Serotonin syndrome caused by ziprasidone alone
Article first published online: 18 MAY 2010
© 2010 The Authors. Journal compilation © 2010 Japanese Society of Psychiatry and Neurology
Psychiatry and Clinical Neurosciences
Volume 64, Issue 3, pages 338–339, June 2010
How to Cite
Lin, P.-Y., Hong, C.-J. and Tsai, S.-J. (2010), Serotonin syndrome caused by ziprasidone alone. Psychiatry and Clinical Neurosciences, 64: 338–339. doi: 10.1111/j.1440-1819.2010.02086.x
- Issue published online: 18 MAY 2010
- Article first published online: 18 MAY 2010
- Received 24 December 2009; revised 9 February 2010; accepted 15 February 2010.
SEROTONIN SYNDROME IS a potentially life-threatening adverse drug reaction caused by serotonergic agents.1 Presented herein is a case in which serotonin syndrome developed during treatment with ziprasidone alone.
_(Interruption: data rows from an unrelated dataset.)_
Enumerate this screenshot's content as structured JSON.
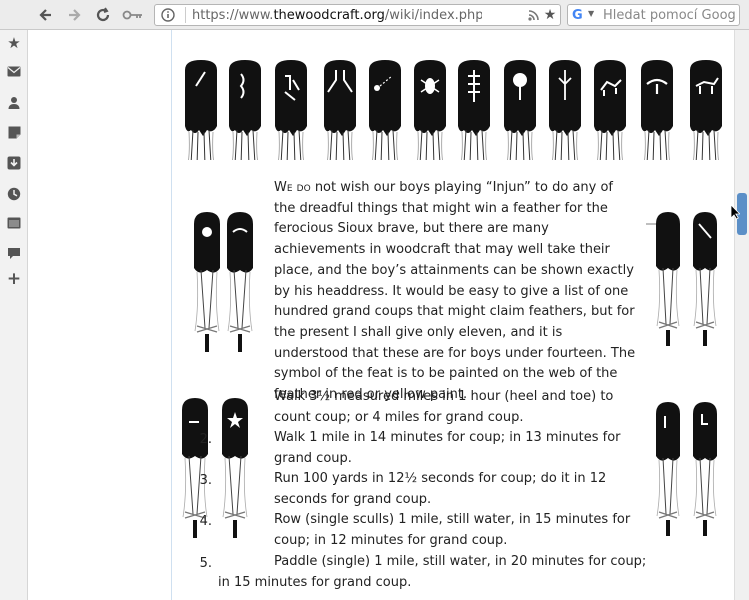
{
  "browser": {
    "url_prefix": "https://www.",
    "url_domain": "thewoodcraft.org",
    "url_suffix": "/wiki/index.php?title=Ladie",
    "search_placeholder": "Hledat pomocí Googl"
  },
  "article": {
    "intro_smallcaps": "We do",
    "intro_rest": " not wish our boys playing “Injun” to do any of the dreadful things that might win a feather for the ferocious Sioux brave, but there are many achievements in woodcraft that may well take their place, and the boy’s attainments can be shown exactly by his headdress. It would be easy to give a list of one hundred grand coups that might claim feathers, but for the present I shall give only eleven, and it is understood that these are for boys under fourteen. The symbol of the feat is to be painted on the web of the feather in red or yellow paint.",
    "items": [
      {
        "num": "",
        "line1": "Walk 3½ measured miles in 1 hour (heel and toe) to",
        "line2": "count coup; or 4 miles for grand coup."
      },
      {
        "num": "2.",
        "line1": "Walk 1 mile in 14 minutes for coup; in 13 minutes for",
        "line2": "grand coup."
      },
      {
        "num": "3.",
        "line1": "Run 100 yards in 12½ seconds for coup; do it in 12",
        "line2": "seconds for grand coup."
      },
      {
        "num": "4.",
        "line1": "Row (single sculls) 1 mile, still water, in 15 minutes for",
        "line2": "coup; in 12 minutes for grand coup."
      },
      {
        "num": "5.",
        "line1": "Paddle (single) 1 mile, still water, in 20 minutes for coup;",
        "line2": "in 15 minutes for grand coup."
      }
    ]
  },
  "icons": {
    "back": "arrow-left-icon",
    "forward": "arrow-right-icon",
    "reload": "reload-icon",
    "key": "key-icon",
    "site_info": "site-info-icon",
    "rss": "rss-icon",
    "bookmark": "star-icon",
    "sidebar": [
      "star-icon",
      "mail-icon",
      "user-icon",
      "note-icon",
      "download-icon",
      "history-icon",
      "window-icon",
      "chat-icon",
      "plus-icon"
    ]
  }
}
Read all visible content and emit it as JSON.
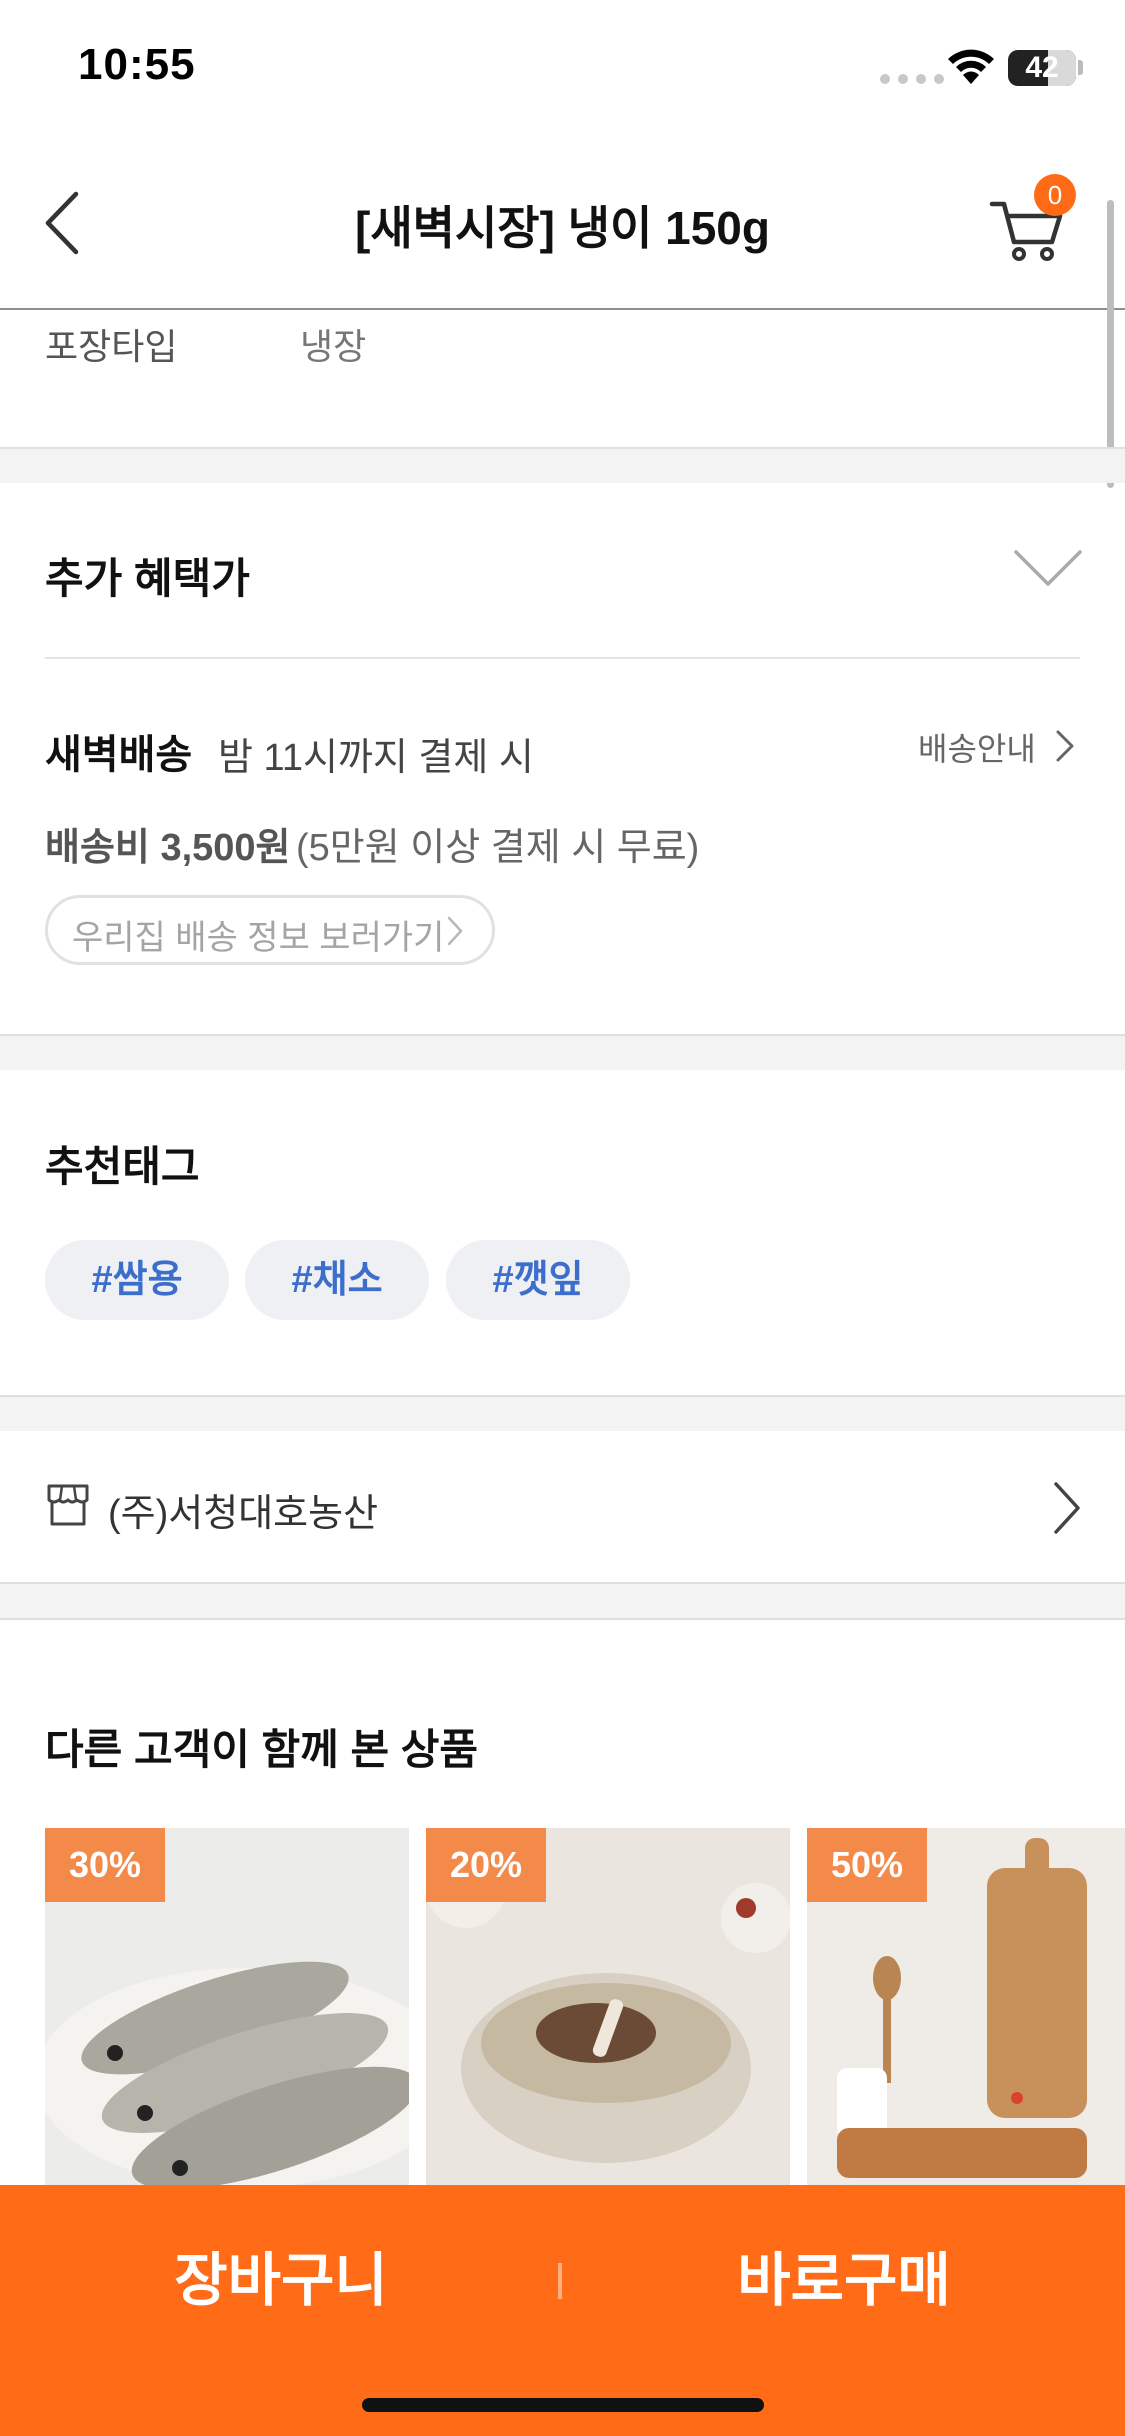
{
  "status_bar": {
    "time": "10:55",
    "battery": "42"
  },
  "header": {
    "title": "[새벽시장] 냉이 150g",
    "cart_count": "0"
  },
  "packaging": {
    "label": "포장타입",
    "value": "냉장"
  },
  "benefit": {
    "title": "추가 혜택가"
  },
  "shipping": {
    "main": "새벽배송",
    "sub": "밤 11시까지 결제 시",
    "guide_link": "배송안내",
    "fee_label": "배송비 3,500원",
    "fee_note": "(5만원 이상 결제 시 무료)",
    "info_button": "우리집 배송 정보 보러가기"
  },
  "tags": {
    "title": "추천태그",
    "items": [
      "#쌈용",
      "#채소",
      "#깻잎"
    ]
  },
  "seller": {
    "name": "(주)서청대호농산"
  },
  "recommend": {
    "title": "다른 고객이 함께 본 상품",
    "cards": [
      {
        "discount": "30%",
        "image": "fish-image"
      },
      {
        "discount": "20%",
        "image": "galbitang-image"
      },
      {
        "discount": "50%",
        "image": "cutting-board-image"
      }
    ]
  },
  "bottom_bar": {
    "cart_button": "장바구니",
    "buy_button": "바로구매"
  },
  "colors": {
    "accent": "#ff6b17",
    "tag_text": "#3c6ecc",
    "badge": "#f38a4a"
  }
}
A 50-year-old woman with schizophrenia was admitted to hospital due to agitation, auditory hallucinations and delusions of persecution. On admission her vital signs were stable (blood pressure [BP], 110/75 mmHg; heart rate [HR], 85 b.p.m.), and treatment with quetiapine 400 mg/day, valproate sodium 1000 mg/day, and lorazepam 4 mg/day was initiated. On the ninth day of admission, fluctuating consciousness was observed. The laboratory data, which included blood cell count, electrolytes, blood sugar, liver function, and renal function, were all within the normal limits, but the total and free valproic acid levels (167 µg/mL and 27 µg/mL, respectively) were above the therapeutic range (50–100 µg/mL and 5–10 µg/mL for the total and free levels, respectively). All medication was then discontinued and consciousness returned to normal 4 days later, but all of the original psychotic symptoms remained. Ziprasidone 40 mg twice per day was prescribed on the 14th day of admission, and 4 h after the second dose, severe restlessness, agitation, and disorientation with regards to time and place were observed. Physical examination indicated hypertension (BP 155/90 mmHg), tachycardia (HR 130 b.p.m.), flushing, hyperhydrosis, hyperreflexia and ataxia; no focal neurological signs, including rigidity, were observed, and the patient's body temperature was 35.8°C. On the following day ziprasidone was discontinued, subsequent to which all of the aforementioned symptoms including disorientation dramatically subsided within 24 h. Quetiapine at 600 mg/day was then initiated, and she was discharged in a stable condition without psychotic symptoms 8 days later.
A diagnosis of full-blown serotonin syndrome was reached in this case according to the Sternbach criteria,2 owing to the presence of five major symptoms: agitation, confusion, uncoordination, hyperreflexia, and hyperhydrosis. Serotonin syndrome can be mistaken for neuroleptic malignant syndrome (NMS). NMS usually has a slow onset after administration of an antipsychotic drug, and the acute onset and rapid resolution of the symptoms in addition to the absence of the hyperthermia and muscular rigidity commonly found in NMS, excluded the diagnosis of NMS for this patient.
Serotonin syndrome is caused by excessive serotonergic stimulation. Ziprasidone is a potent 5-HT1A agonist and also inhibits serotonin transporters with an affinity similar to that of the antidepressants imipramine and amitriptyline.3 These two features of ziprasidone may have contributed to the development of serotonin syndrome in this case. Judging from the special features of ziprasidone in terms of serotonergic function and from the presentation of this case, we suggest that caution should be taken in patients treated with ziprasidone regarding the development of serotonin syndrome.